▸ PROBLEM DETAILS
Go line by line through the entries below and copy those containing the string "icon".

▸ DATA FOR THIS TASK
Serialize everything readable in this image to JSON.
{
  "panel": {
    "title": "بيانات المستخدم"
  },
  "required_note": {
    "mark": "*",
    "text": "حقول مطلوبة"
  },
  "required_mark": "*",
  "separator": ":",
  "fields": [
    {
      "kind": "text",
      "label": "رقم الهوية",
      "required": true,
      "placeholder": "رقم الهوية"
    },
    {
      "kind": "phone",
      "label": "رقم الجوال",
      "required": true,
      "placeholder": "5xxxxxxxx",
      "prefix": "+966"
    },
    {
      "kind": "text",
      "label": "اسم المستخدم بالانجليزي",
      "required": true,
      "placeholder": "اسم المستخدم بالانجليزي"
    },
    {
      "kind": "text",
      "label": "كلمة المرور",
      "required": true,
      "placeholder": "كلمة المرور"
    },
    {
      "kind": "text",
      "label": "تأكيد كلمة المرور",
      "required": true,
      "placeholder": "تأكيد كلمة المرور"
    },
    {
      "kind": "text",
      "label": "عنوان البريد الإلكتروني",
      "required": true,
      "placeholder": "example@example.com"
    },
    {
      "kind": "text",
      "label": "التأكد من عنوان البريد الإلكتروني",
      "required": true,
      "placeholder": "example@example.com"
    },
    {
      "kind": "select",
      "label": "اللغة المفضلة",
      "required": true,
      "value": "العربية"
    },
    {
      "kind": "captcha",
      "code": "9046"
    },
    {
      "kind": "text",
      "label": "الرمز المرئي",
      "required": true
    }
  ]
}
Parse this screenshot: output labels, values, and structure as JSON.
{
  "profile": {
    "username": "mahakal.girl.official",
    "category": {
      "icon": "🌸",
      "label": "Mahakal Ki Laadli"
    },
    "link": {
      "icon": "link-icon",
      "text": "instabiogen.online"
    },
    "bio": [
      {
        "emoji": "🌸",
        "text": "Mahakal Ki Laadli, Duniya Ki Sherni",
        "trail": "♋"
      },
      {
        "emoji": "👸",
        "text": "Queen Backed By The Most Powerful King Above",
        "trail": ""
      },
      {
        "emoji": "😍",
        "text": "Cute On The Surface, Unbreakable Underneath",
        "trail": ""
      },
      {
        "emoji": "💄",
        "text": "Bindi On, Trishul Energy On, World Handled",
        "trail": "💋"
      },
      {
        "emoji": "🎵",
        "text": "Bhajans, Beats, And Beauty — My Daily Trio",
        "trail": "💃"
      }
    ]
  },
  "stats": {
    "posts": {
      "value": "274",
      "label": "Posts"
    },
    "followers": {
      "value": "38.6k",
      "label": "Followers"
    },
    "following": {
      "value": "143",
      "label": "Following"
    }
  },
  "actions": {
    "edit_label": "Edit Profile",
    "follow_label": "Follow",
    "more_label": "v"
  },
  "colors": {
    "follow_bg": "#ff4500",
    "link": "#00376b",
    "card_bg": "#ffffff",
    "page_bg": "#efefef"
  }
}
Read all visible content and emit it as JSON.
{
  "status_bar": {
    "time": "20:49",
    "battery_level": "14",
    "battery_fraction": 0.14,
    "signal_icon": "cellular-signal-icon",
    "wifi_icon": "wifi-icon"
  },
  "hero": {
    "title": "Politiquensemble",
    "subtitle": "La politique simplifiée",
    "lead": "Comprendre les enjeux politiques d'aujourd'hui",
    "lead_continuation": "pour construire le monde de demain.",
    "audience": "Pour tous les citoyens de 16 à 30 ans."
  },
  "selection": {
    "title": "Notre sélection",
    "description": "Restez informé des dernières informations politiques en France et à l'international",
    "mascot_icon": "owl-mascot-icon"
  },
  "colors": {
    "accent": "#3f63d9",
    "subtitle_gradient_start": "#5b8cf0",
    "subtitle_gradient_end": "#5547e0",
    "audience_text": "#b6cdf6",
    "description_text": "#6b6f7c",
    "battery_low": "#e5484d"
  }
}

▸ WRITTEN RESPONSE
      "icon": "🌸",
      "icon": "link-icon",
    "signal_icon": "cellular-signal-icon",
    "wifi_icon": "wifi-icon"
    "mascot_icon": "owl-mascot-icon"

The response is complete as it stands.